» What is required
From the entries below, copy out all lines holding "JSON".

(Stored dataset items)
+ + +

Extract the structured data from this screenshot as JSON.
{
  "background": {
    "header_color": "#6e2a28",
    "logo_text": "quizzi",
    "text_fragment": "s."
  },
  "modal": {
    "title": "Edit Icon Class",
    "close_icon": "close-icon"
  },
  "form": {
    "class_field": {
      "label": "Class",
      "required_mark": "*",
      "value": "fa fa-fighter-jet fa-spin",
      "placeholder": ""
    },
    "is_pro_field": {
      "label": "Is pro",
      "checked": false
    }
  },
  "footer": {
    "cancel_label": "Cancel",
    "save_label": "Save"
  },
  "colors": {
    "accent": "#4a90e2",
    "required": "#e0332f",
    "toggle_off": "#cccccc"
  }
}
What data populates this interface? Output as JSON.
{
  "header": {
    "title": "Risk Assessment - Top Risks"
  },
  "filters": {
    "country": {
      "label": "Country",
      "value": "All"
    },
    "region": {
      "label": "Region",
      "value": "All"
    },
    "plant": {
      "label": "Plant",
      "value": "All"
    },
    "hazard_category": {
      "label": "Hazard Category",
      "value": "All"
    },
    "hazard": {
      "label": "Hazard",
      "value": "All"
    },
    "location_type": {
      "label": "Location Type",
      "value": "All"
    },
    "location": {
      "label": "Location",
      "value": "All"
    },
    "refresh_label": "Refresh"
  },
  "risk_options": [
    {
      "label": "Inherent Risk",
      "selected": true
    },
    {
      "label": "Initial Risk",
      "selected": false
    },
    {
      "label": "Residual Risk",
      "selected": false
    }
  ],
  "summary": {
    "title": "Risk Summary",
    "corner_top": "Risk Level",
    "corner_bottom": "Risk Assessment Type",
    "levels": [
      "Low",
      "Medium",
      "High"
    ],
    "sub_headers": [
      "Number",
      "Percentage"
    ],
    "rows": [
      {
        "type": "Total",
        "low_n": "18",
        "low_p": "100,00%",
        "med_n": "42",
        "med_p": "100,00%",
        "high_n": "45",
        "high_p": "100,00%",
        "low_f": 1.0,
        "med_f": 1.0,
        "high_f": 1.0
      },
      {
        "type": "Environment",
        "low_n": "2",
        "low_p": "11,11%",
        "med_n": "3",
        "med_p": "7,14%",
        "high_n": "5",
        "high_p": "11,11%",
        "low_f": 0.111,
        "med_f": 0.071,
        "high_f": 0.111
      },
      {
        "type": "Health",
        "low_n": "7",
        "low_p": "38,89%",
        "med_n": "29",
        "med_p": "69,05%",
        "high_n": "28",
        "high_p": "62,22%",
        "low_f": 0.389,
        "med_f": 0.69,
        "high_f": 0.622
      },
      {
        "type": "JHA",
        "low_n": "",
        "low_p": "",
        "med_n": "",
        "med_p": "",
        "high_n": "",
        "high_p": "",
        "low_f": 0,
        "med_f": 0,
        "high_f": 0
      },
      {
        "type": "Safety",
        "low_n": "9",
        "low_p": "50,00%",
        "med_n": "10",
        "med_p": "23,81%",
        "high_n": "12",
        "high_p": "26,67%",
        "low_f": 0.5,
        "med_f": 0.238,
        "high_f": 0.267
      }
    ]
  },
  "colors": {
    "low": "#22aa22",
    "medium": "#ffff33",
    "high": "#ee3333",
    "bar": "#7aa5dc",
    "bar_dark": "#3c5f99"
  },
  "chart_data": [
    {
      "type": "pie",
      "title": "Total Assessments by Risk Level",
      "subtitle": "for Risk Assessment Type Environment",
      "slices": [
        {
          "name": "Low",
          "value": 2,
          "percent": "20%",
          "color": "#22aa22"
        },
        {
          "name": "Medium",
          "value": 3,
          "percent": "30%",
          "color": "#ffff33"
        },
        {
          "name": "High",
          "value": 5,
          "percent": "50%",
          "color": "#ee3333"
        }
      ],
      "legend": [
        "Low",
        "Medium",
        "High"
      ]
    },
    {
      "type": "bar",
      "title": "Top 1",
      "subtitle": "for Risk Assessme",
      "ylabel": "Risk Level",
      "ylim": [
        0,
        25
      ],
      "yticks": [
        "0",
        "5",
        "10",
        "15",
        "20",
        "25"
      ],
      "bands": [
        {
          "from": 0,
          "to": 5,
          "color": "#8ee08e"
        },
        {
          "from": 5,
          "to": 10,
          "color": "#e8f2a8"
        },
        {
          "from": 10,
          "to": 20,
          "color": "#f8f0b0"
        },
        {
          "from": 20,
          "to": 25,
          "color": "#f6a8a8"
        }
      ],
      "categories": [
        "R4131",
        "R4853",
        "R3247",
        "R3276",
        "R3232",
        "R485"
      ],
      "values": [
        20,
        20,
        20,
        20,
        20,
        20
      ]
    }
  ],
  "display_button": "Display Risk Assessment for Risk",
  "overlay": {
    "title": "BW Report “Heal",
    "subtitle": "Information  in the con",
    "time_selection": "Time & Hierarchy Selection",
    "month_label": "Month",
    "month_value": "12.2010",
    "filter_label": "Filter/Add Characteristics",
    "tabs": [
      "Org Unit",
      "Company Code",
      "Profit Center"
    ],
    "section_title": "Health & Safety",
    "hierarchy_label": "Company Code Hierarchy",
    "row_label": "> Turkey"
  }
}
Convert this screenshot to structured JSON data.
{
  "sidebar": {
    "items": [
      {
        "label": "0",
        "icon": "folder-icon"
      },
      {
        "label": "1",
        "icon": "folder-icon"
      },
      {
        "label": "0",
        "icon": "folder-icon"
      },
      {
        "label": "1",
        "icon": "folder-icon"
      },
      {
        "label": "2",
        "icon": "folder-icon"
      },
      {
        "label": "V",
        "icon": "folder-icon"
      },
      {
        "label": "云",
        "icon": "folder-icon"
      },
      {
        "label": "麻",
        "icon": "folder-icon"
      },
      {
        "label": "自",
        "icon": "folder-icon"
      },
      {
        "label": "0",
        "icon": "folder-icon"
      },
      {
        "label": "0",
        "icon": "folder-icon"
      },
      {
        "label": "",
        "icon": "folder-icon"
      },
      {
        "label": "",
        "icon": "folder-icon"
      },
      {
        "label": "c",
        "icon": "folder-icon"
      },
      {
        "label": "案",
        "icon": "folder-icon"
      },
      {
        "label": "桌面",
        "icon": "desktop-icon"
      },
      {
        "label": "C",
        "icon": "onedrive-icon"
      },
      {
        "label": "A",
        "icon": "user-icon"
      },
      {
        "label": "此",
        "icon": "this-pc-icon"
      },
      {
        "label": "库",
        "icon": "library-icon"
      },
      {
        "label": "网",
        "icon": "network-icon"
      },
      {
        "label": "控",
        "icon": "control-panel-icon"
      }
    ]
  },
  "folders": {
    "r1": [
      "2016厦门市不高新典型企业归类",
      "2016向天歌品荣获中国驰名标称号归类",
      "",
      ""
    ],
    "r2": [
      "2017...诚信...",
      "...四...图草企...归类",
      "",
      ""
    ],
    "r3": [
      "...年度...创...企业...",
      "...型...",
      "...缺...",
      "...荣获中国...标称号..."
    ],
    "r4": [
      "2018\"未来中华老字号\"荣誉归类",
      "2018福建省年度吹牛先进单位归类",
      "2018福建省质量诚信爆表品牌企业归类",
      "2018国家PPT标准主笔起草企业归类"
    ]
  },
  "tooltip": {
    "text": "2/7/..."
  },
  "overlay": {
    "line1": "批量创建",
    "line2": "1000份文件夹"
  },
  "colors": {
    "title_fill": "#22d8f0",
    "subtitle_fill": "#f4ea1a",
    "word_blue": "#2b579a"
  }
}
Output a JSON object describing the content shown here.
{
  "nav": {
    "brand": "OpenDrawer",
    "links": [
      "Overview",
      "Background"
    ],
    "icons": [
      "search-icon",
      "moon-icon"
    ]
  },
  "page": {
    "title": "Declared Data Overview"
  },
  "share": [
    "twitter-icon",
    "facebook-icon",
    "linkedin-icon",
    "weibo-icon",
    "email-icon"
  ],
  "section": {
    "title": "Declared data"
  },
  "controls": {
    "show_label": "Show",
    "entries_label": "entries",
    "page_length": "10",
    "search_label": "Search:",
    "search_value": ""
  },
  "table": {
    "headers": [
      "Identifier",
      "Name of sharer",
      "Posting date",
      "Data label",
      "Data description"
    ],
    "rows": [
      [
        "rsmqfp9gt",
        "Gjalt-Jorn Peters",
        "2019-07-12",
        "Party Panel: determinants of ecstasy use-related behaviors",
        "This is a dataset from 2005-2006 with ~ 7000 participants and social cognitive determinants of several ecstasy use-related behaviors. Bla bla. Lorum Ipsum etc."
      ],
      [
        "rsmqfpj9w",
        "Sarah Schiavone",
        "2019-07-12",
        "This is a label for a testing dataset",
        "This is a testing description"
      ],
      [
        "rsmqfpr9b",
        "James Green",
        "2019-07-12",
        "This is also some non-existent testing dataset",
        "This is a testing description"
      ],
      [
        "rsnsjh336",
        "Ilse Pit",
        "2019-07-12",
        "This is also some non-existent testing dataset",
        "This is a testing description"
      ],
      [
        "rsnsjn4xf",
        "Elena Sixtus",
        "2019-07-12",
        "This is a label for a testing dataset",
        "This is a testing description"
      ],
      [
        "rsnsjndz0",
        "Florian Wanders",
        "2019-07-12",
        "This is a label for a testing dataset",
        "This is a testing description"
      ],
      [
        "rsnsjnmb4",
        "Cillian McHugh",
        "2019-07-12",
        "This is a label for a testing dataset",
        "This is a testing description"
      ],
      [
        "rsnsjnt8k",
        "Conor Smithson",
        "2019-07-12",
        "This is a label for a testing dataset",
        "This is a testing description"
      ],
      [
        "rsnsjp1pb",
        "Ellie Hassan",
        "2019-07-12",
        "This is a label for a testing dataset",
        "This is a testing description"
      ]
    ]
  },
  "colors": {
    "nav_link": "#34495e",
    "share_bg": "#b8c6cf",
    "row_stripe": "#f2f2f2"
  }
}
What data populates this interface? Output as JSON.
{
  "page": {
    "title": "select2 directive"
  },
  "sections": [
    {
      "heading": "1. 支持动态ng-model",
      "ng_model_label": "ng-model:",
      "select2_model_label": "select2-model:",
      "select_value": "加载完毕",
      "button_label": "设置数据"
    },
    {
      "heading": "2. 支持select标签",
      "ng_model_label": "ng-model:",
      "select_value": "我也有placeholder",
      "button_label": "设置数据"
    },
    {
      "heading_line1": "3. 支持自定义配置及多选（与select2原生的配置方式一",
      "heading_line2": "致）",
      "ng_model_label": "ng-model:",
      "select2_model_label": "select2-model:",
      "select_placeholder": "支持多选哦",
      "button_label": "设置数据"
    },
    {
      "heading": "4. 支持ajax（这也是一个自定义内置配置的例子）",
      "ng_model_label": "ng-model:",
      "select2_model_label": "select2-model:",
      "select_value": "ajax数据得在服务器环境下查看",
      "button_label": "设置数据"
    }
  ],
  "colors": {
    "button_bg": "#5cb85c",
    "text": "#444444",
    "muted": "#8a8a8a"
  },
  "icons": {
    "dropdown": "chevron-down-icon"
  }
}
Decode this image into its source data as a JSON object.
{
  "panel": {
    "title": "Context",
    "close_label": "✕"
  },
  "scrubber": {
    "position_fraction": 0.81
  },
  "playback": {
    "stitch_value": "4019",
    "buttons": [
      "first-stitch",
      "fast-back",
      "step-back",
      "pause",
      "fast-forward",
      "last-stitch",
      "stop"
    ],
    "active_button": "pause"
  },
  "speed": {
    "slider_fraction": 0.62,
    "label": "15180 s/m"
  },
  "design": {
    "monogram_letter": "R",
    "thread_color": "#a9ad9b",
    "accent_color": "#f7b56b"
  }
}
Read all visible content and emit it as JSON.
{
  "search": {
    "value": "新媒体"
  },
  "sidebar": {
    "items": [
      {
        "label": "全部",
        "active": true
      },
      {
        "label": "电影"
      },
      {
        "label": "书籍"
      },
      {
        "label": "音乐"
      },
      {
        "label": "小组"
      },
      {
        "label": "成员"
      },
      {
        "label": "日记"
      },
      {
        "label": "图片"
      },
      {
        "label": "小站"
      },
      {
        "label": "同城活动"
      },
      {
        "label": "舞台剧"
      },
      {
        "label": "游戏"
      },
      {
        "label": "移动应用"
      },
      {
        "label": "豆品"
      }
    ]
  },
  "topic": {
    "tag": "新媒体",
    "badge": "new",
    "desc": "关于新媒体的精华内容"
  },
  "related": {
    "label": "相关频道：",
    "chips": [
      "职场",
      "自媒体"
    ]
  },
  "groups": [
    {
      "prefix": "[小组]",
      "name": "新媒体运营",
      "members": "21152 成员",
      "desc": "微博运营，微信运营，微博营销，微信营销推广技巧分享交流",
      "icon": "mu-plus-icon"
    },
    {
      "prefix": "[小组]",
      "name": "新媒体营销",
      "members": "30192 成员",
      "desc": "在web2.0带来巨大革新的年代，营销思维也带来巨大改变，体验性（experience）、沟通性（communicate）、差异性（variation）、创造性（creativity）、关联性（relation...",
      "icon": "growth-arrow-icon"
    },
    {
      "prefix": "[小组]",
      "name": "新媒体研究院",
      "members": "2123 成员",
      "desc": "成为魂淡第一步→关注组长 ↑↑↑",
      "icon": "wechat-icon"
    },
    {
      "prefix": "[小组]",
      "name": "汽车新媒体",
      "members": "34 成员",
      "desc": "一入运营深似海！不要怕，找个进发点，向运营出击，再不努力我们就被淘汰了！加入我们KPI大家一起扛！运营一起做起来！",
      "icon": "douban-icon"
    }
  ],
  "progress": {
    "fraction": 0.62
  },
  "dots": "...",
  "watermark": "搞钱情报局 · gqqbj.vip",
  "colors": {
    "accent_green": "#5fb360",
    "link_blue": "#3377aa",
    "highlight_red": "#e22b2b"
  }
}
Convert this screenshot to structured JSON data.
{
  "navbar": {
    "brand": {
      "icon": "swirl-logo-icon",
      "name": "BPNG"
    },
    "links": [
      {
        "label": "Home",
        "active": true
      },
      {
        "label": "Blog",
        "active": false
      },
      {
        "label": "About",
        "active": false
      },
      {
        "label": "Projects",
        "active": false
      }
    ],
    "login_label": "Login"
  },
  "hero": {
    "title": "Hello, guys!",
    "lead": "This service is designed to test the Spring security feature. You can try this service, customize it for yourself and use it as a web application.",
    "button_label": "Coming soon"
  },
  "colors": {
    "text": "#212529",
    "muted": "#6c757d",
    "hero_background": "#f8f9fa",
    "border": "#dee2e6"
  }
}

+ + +

» Answer space
Extract the structured data from this screenshot as JSON.
What data populates this interface? Output as JSON.
Convert this screenshot to structured JSON data.
Output a JSON object describing the content shown here.
What data populates this interface? Output as JSON.
Decode this image into its source data as a JSON object.
Read all visible content and emit it as JSON.
Convert this screenshot to structured JSON data.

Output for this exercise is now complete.